In politics, The Canary (an independent news site, along the lines of The Intercept and ExaroNews) reports that a recent AQAP routing in Yemen wasn't what it seemed: whilst official reports claim an intense routing of the enemy from their fledgling statelet on the southern Yemen coast, it appears it may have been much more arranged, with Al-Qaeda's safe passage in exchange for the safety of the oil pipeline they'd had control of. "The commandos bravely secured the Dhabah oil terminal from the AQAP barbarians, before rapidly defusing hundreds of landmines. Except they didn’t. Independent on-the-ground sources have denied there was any such attack. Veteran BBC journalist Iona Craig, who has reported extensively from Yemen, said that the coalition statement was “ridiculous”, as AQAP had already deserted the city before the alleged military ‘rout’"
With Thursday not being an especially good day, I took refuge in catching up with the final three episodes of pony (well, this half of the season - they're doing a Doctor Who style split, with a Summer recess). And, delightfully, they were all well on form. ^_^ Applejack's "Day" Off didn't dwell too heavily on the difficulties encountered in trying to secure that precious time off, instead showing AJ as simply doing what she could to help, fixing a problem affecting so many. The coda, however, was quite perfect, with the excellent moral illustrated amusingly: that sometimes, others' perspectives can be very useful in revealing problems in your routine that you've simply grown accustomed to. Then, Flutter Brutter saw a remarkably assertive (in a kind way) Fluttershy, including the best ever use of the word "peeved". I was very pleased with this episode simply because it showed a dimension to her we haven't seen much of - with writers often falling back to her being extremely timid - being quite determined, yet still compassionate. Finally, Spice Up Your Life, with one of the best songs in a while, and ultimately, celebrating creativity and being true to yourself. ^_^ I admit, I felt a bit awkward with Rarity being painted as so strictly conforming - true, there are trends in cuisine, just as in couture, but there's no lack of variety for that; and there's no way anyone with as tightly restricted a concept of good food as Zesty Gourmand would rise to prominence, or even be considered by such as Michelin. Still, that's a minor nitpick. ^_^

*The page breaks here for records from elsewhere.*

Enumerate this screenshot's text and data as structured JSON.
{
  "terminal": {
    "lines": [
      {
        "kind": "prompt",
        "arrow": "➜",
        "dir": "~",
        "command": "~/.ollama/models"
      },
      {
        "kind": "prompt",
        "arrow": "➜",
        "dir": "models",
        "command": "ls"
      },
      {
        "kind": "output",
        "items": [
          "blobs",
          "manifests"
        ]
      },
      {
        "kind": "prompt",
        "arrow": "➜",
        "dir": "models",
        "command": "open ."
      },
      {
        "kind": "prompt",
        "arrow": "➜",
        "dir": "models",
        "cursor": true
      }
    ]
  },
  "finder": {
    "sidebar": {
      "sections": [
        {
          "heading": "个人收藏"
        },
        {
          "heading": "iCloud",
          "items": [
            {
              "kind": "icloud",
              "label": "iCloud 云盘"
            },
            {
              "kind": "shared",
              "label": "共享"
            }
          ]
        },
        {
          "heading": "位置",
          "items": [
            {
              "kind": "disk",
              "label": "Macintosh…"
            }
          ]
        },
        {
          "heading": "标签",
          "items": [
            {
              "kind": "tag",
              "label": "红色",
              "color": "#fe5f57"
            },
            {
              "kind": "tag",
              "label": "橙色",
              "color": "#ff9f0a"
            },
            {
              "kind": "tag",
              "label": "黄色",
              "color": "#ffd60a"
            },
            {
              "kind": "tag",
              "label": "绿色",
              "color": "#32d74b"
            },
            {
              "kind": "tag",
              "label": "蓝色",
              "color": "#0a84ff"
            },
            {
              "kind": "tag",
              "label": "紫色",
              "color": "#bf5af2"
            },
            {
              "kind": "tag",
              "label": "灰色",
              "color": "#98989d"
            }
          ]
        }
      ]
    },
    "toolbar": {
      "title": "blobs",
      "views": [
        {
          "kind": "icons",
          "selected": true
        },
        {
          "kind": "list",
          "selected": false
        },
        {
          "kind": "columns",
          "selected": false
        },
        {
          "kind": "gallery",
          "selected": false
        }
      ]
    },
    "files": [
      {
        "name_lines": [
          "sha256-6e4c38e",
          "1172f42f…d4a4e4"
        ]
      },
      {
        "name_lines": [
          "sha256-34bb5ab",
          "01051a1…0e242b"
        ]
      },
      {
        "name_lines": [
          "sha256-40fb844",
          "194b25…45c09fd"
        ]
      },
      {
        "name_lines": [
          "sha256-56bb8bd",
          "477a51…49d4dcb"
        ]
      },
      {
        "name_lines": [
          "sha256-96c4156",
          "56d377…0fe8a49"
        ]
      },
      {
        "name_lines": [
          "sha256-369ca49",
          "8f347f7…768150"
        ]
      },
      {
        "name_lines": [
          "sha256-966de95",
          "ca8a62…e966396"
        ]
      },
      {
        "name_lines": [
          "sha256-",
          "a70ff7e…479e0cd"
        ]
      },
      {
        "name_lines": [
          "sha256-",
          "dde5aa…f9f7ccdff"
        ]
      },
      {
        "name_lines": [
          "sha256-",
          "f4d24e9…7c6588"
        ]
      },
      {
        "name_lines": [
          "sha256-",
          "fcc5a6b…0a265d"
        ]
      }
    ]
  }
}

It was, as we've all heard, a terrible time for targeted murders, with the Pulse nightclub the focus of a religious homophobe, and on Thursday, an MP, Jo Cox (by all accounts, a very good and genuinely compassionate representative) stabbed and shot, dying later that day, because of a neo-Nazi nationalist. I'd been vaguely hoping his appearance in court might offer up some measure of repentence: but, no. He apparently gave his name in court as "Death to traitors, freedom for Britain". I might hope, similarly, for some measure of regret from the likes of Ken Paxton, Attorney General for Texas, or the sponsors of North Carolina's loathsome HB2, but I very much doubt they'll be experiencing anything negative. They do not get to spread fear and hatred of the LGBT community, doing all they can, wilfully, consciously, deliberately stoking prejudices, villifying LGBT folk, or immigrants, and be surprised when some people act on that hatred, whilst offering platitudes of mock sympathy. As noted by lovelyangel, Only The Onion Can Save Us Now, whose writers have nailed the issues so well in the past, eg “‘No Way To Prevent This,’ Says Only Nation Where This Regularly Happens.” or “At Times Like This, We Need to Pull Ourselves Up, Hold Our Loved Ones Close, Block Any Legislation That Would Prevent Suspected Terrorists From Buying Guns, And Say a Prayer For the Victims.”
And, via supergee, apparently Stanford rapist Brock Turner was like that all along.
Courtesy of Dinosaur Comics, I am enlightened that the Spanish equivalent of "the ball's in your court" is the rather spiffy "the ball is on your roof". ^_^
Finally, I'd like to end this entry with five simple, delightful minutes, via drhoz, of Denis Lock at the Palladium, blowing bubbles. Yes, really. And the finale is just a moment of simple wonderment.